Security agreement between the Soviet KGB and the Czechoslovak Socialist Republic Ministry of the Interior from summer 1978 - 1980
The two parties set forth their joint security strategy to manage perceived threats to state authority from the summer of 1978 through 1980. They agree to work with broadcast stations, including Radio Free Europe, to ensure they are not subversive stations and to use Czechoslovak students as agents against subversive radio stations. The parties highlight the importance of fighting Zionist and Trotskyist organizations, and make plans to cooperate to infiltrate organizations, including Jewish religious groups, that may have been infiltrated by these organizations. KGB and Czechoslovak security officials pledge to cooperate in monitoring and infiltrating international communist groups and reactionary church groups, including some associated with the Vatican, in order to detect and foil potential upcoming actions against the Soviet Union, Czechoslovakia and other socialist countries. Foreign religious groups active in Czechoslovakia and the Soviet Union, such as Jehovah's Witnesses and Seventh-day Adventists, are mentioned as potentially anti-state. Both parties agree to cooperate in order to frustrate attempts by anti-socialist parties in Czechoslovak to connect with anti-state dissidents in the Soviet Union and share information on new forms of fighting actions of anti-socialist individuals. To combat ideological diversion, the parties decide to promote scientific and cultural exchanges between the two countries. The Soviet and Czechoslovak delegates decide to implement counter-intelligence and anti-ideological diversion measures at prominent international events such as the 1980 Summer (Moscow) and Winter (Lake Placid) Olympic Games and international film festivals, exhibitions and fairs to be held in the Soviet Union. Both parties agree to monitor extremist and terrorist groups, youth organizations in East Germany, France, England and the United States and Kurdish students studying in Europe.
December 06, 1978
Moldavian Communist Party Central Committee, No. 294s, to President of the USSR Committee for State Security (KGB), Andropov, 'Regarding the Necessity of Increasing the Number of Personnel of the Moldavian SSR KGB'
The Moldavian Communist Party requests an increase in the number of KGB personnel in Moldavia to assist with efforts to "curb subversive activity" originating in Romania. This “ideological subversion” was further propagated by the Romanian print and broadcast media, through direct mailings (mail correspondence having “surpassed 500 thousand letters per year”) and through Romanian citizens visiting the republic who sought to indoctrinate the Soviet people “in an anti-Soviet, anti-Russian spirit."
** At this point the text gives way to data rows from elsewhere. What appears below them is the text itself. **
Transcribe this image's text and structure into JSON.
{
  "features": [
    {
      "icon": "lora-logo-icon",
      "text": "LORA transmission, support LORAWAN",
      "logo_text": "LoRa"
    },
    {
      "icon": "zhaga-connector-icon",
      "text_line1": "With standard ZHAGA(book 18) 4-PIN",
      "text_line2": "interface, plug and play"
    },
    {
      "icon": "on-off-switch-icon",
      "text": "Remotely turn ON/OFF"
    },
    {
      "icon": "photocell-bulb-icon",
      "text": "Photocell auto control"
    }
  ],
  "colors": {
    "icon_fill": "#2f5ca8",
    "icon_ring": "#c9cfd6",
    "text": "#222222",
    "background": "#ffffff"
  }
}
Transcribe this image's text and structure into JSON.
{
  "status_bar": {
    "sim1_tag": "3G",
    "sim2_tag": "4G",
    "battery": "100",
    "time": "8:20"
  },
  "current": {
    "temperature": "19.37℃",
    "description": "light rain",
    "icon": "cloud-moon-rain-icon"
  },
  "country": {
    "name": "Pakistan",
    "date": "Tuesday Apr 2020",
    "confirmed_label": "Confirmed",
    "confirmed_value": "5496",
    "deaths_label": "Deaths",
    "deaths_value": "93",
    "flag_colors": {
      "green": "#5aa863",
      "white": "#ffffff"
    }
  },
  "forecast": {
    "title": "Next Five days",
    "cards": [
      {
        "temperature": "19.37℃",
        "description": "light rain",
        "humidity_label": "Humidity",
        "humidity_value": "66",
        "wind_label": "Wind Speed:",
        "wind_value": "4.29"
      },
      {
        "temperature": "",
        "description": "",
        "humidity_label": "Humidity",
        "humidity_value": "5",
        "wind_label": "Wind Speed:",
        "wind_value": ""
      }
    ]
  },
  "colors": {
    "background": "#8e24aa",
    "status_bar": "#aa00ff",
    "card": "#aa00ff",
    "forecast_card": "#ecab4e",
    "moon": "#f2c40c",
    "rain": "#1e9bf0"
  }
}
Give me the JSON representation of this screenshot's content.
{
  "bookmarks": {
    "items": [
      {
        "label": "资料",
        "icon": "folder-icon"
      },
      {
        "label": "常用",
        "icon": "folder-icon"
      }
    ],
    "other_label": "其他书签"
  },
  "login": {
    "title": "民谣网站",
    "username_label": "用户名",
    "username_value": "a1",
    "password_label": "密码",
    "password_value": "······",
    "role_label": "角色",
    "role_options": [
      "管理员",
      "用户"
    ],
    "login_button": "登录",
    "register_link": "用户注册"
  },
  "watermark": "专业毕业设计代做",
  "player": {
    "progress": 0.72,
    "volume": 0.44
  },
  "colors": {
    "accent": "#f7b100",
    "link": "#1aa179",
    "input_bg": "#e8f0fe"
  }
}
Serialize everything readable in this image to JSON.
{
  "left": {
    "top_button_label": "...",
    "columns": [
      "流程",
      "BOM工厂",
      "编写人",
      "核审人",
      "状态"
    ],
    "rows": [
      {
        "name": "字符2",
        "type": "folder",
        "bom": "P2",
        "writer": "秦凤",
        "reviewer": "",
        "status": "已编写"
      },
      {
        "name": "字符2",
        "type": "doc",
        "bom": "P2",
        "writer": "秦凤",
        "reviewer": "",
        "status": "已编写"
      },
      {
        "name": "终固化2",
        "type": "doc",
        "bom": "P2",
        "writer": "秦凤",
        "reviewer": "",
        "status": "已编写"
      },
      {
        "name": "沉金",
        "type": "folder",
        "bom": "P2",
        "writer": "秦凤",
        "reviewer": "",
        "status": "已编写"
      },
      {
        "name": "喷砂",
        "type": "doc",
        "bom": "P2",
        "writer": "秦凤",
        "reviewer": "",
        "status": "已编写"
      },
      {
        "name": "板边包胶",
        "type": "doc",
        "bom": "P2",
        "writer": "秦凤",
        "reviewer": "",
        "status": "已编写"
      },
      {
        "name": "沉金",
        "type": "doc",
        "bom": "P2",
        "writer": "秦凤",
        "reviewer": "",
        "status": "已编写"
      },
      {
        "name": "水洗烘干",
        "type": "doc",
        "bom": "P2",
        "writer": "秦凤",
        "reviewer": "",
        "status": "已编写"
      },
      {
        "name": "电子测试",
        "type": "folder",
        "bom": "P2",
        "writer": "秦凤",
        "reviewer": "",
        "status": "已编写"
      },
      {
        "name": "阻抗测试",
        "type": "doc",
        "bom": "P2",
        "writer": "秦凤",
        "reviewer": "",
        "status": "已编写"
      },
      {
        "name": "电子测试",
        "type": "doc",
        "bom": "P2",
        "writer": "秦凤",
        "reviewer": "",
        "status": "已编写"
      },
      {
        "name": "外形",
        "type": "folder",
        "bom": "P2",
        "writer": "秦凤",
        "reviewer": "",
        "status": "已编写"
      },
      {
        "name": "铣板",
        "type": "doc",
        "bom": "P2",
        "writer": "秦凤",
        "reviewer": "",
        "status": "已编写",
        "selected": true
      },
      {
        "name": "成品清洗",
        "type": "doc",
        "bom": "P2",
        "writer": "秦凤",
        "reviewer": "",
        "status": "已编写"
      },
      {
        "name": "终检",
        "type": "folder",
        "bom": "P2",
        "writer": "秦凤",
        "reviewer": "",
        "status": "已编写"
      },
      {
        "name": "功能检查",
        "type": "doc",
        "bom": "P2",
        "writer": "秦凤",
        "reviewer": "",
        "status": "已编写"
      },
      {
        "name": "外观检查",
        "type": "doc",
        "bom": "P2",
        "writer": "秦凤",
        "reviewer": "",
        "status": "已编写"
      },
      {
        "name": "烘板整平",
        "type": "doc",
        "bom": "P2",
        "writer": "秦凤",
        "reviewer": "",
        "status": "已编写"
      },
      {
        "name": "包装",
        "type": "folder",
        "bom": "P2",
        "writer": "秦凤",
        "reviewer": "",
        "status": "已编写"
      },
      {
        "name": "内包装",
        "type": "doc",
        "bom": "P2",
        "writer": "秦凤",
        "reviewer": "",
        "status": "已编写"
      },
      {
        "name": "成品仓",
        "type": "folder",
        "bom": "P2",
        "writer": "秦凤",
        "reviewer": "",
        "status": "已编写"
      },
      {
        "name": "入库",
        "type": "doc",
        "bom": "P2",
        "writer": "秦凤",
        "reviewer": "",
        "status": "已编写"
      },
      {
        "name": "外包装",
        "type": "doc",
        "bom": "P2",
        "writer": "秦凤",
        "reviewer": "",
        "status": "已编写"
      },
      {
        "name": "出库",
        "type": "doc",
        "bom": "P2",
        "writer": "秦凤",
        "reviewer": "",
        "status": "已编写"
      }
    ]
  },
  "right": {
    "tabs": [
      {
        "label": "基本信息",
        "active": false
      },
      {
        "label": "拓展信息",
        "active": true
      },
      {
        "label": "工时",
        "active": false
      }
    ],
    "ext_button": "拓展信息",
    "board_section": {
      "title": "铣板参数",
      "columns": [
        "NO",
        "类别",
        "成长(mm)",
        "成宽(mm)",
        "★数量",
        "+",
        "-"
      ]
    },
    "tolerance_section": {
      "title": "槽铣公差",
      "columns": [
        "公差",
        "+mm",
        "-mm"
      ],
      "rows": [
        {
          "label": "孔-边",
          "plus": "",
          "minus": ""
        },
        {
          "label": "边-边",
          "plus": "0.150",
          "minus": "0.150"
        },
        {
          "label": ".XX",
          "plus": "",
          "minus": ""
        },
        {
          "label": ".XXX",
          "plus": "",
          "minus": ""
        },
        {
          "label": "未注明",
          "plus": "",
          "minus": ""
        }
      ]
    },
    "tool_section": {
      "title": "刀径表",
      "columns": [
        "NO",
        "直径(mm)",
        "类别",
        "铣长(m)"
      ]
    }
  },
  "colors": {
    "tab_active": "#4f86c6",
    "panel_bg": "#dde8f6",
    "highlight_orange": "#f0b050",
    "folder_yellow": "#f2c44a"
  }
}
December 08, 1978
Cooperative plan between the Interior Ministry of the Czechoslovak Socialist Republic and the KGB of the Soviet Union from the summer of 1979-1981
The parties agree to assist one another in the collection of intelligence information on political, economic, scientific and technical matters and exchange information on suspicious contacts of Czechoslovak and Soviet citizens suspected to be spies or subversive. Both agree to the exchange of counter-intelligence regarding Czechoslovak and Soviet citizens working in scientific organizations and international exhibitions, fairs and congresses. Steps are outlined to protect railroad cargo using troops from Warsaw Pact states, prevent eavesdropping of telecommunications and detect and prevent foreign terrorist attacks on Czechoslovak and Soviet airplanes and anti-socialist interruption of international trucking lines. Special mention is made of multiple international transportation organizations that need to be monitored. Information-sharing procedures are agreed to for commercial and industrial firms, banks, scientific centers and international scientific organizations.
Bulgarian Cooperation with KGB against 'Subversive Centers'
This document provides further details of joint KGB-Bulgarian measures to counter RFE and RL. It vaunts the effectiveness of Bulgarian regime counterpropaganda, claiming that it thwarted Western efforts to create internal strife in Bulgaria.